** Material to process follows **

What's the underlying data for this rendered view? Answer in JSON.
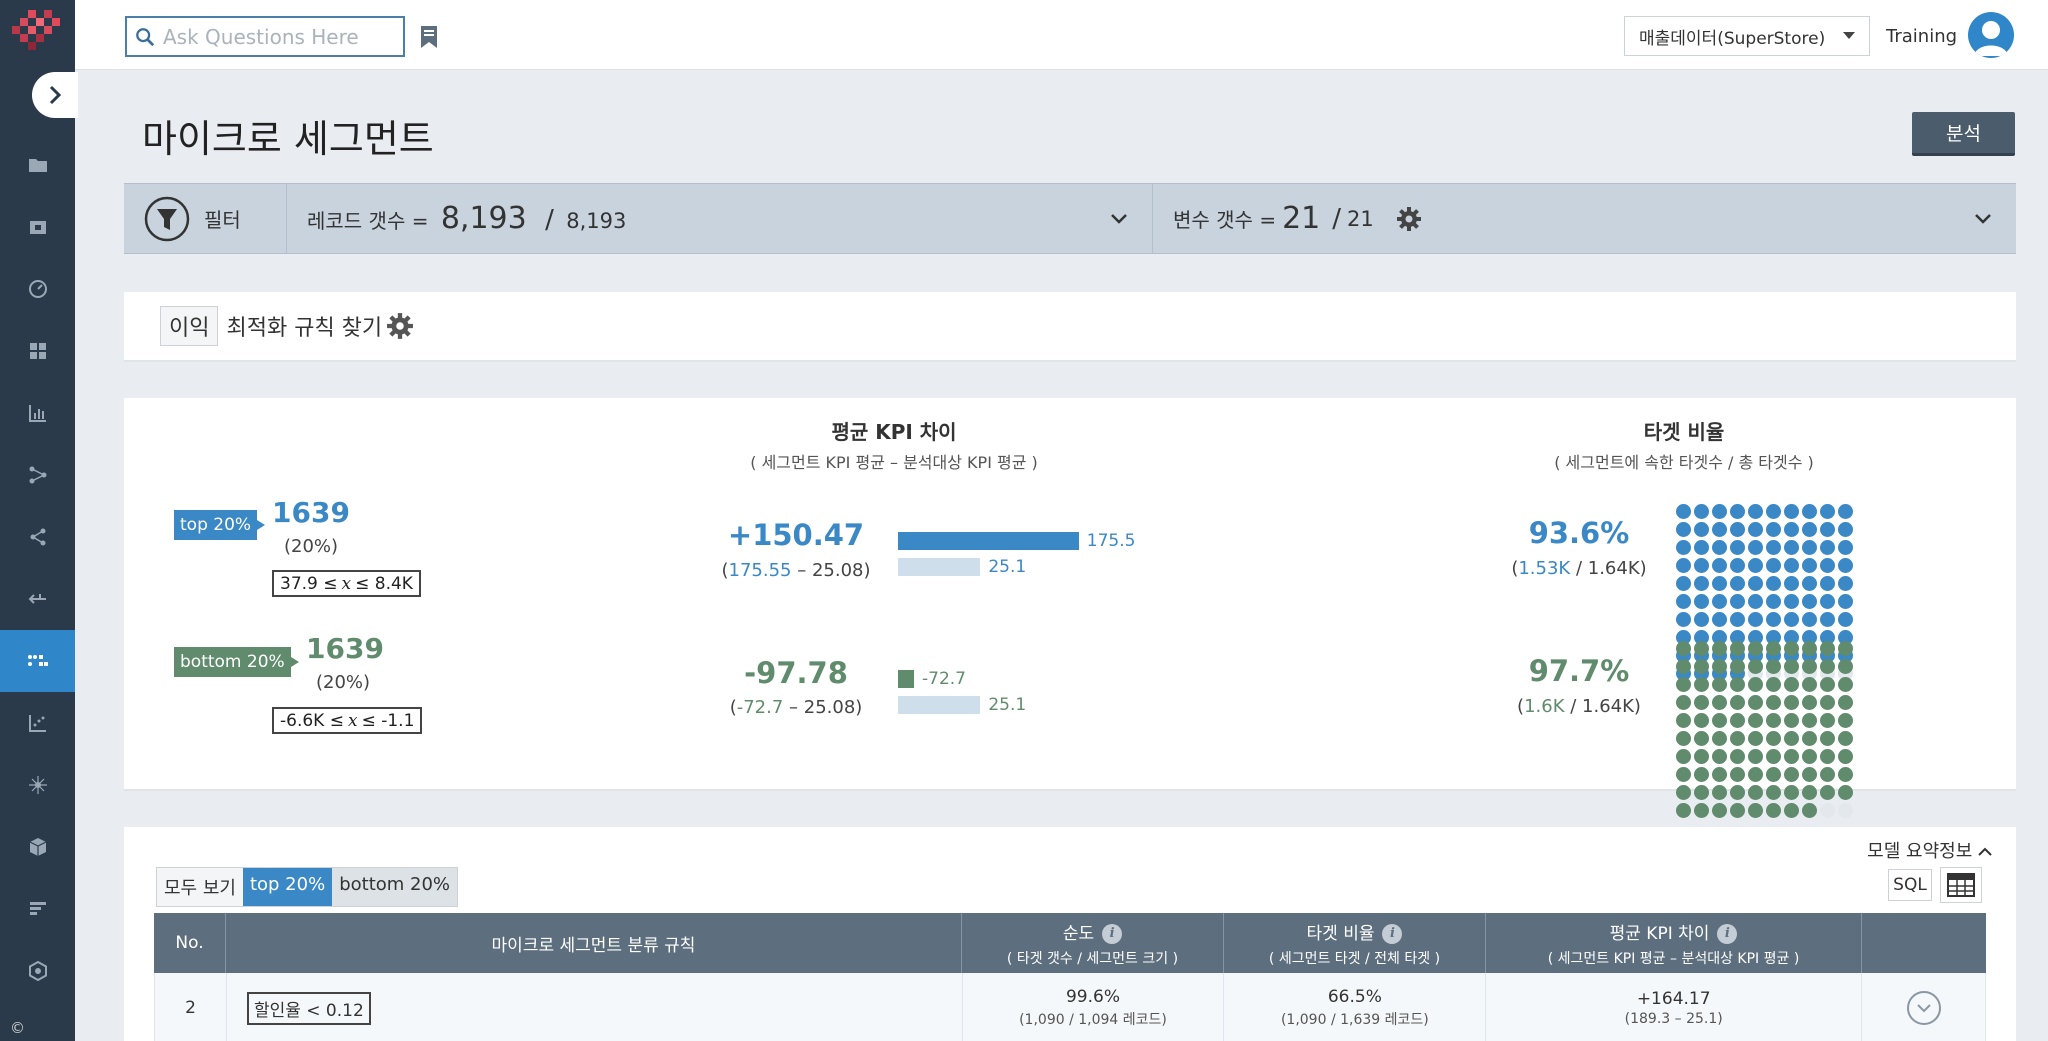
{
  "header": {
    "search_placeholder": "Ask Questions Here",
    "datasource": "매출데이터(SuperStore)",
    "user": "Training"
  },
  "page": {
    "title": "마이크로 세그먼트",
    "analyze_label": "분석"
  },
  "filter": {
    "label": "필터",
    "records_label": "레코드 갯수 =",
    "records_current": "8,193",
    "records_sep": "/",
    "records_total": "8,193",
    "vars_label": "변수 갯수 =",
    "vars_current": "21",
    "vars_sep": "/",
    "vars_total": "21"
  },
  "rule": {
    "tag": "이익",
    "text": "최적화 규칙 찾기"
  },
  "summary": {
    "kpi_title": "평균 KPI 차이",
    "kpi_subtitle": "( 세그먼트 KPI 평균 – 분석대상 KPI 평균 )",
    "target_title": "타겟 비율",
    "target_subtitle": "( 세그먼트에 속한 타겟수 / 총 타겟수 )",
    "top": {
      "tag": "top 20%",
      "count": "1639",
      "pct": "(20%)",
      "range_low": "37.9",
      "range_op": "≤",
      "range_var": "x",
      "range_high": "8.4K",
      "kpi": "+150.47",
      "kpi_paren_open": "(",
      "kpi_seg": "175.55",
      "kpi_dash": " – ",
      "kpi_base": "25.08",
      "kpi_paren_close": ")",
      "bar_seg": 175.5,
      "bar_seg_label": "175.5",
      "bar_base": 25.1,
      "bar_base_label": "25.1",
      "target": "93.6%",
      "target_fraction": 0.936,
      "target_num": "1.53K",
      "target_sep": " / ",
      "target_den": "1.64K"
    },
    "bottom": {
      "tag": "bottom 20%",
      "count": "1639",
      "pct": "(20%)",
      "range_low": "-6.6K",
      "range_op": "≤",
      "range_var": "x",
      "range_high": "-1.1",
      "kpi": "-97.78",
      "kpi_paren_open": "(",
      "kpi_seg": "-72.7",
      "kpi_dash": " – ",
      "kpi_base": "25.08",
      "kpi_paren_close": ")",
      "bar_seg": -72.7,
      "bar_seg_label": "-72.7",
      "bar_base": 25.1,
      "bar_base_label": "25.1",
      "target": "97.7%",
      "target_fraction": 0.977,
      "target_num": "1.6K",
      "target_sep": " / ",
      "target_den": "1.64K"
    }
  },
  "table": {
    "model_info": "모델 요약정보",
    "tabs": [
      "모두 보기",
      "top 20%",
      "bottom 20%"
    ],
    "sql_label": "SQL",
    "columns": {
      "no": "No.",
      "rule": "마이크로 세그먼트 분류 규칙",
      "purity": "순도",
      "purity_sub": "( 타겟 갯수 / 세그먼트 크기 )",
      "target": "타겟 비율",
      "target_sub": "( 세그먼트 타겟 / 전체 타겟 )",
      "kpi": "평균 KPI 차이",
      "kpi_sub": "( 세그먼트 KPI 평균 – 분석대상 KPI 평균 )"
    },
    "rows": [
      {
        "no": "2",
        "rule": "할인율 < 0.12",
        "purity": "99.6%",
        "purity_sub": "(1,090 / 1,094 레코드)",
        "target": "66.5%",
        "target_sub": "(1,090 / 1,639 레코드)",
        "kpi": "+164.17",
        "kpi_sub": "(189.3 – 25.1)"
      }
    ]
  },
  "sidebar": {
    "copyright": "©"
  },
  "colors": {
    "blue": "#3a88c6",
    "green": "#608b6d",
    "light": "#cfdeeb",
    "sidebar": "#2a3a4a"
  }
}
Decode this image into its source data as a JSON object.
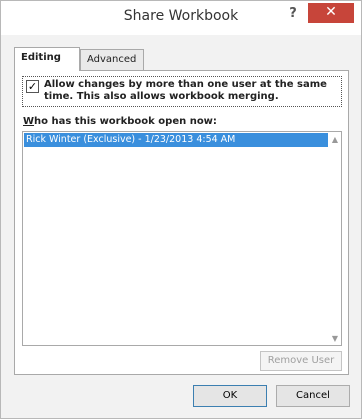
{
  "window": {
    "title": "Share Workbook",
    "help_label": "?",
    "close_label": "✕"
  },
  "tabs": [
    {
      "label": "Editing",
      "active": true
    },
    {
      "label": "Advanced",
      "active": false
    }
  ],
  "editing": {
    "allow_changes_checked": true,
    "check_mark": "✓",
    "allow_changes_text": "Allow changes by more than one user at the same time. This also allows workbook merging.",
    "list_label_accel": "W",
    "list_label_rest": "ho has this workbook open now:",
    "users": [
      {
        "text": "Rick Winter (Exclusive) - 1/23/2013 4:54 AM",
        "selected": true
      }
    ],
    "scroll_up_glyph": "▲",
    "scroll_down_glyph": "▼",
    "remove_user_label": "Remove User"
  },
  "buttons": {
    "ok_label": "OK",
    "cancel_label": "Cancel"
  },
  "colors": {
    "close_button": "#c7453a",
    "selection": "#3a8fdd"
  }
}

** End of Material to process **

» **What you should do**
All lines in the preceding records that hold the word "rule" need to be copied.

» **Written answer**
  "rule": {
      "rule": "마이크로 세그먼트 분류 규칙",
        "rule": "할인율 < 0.12",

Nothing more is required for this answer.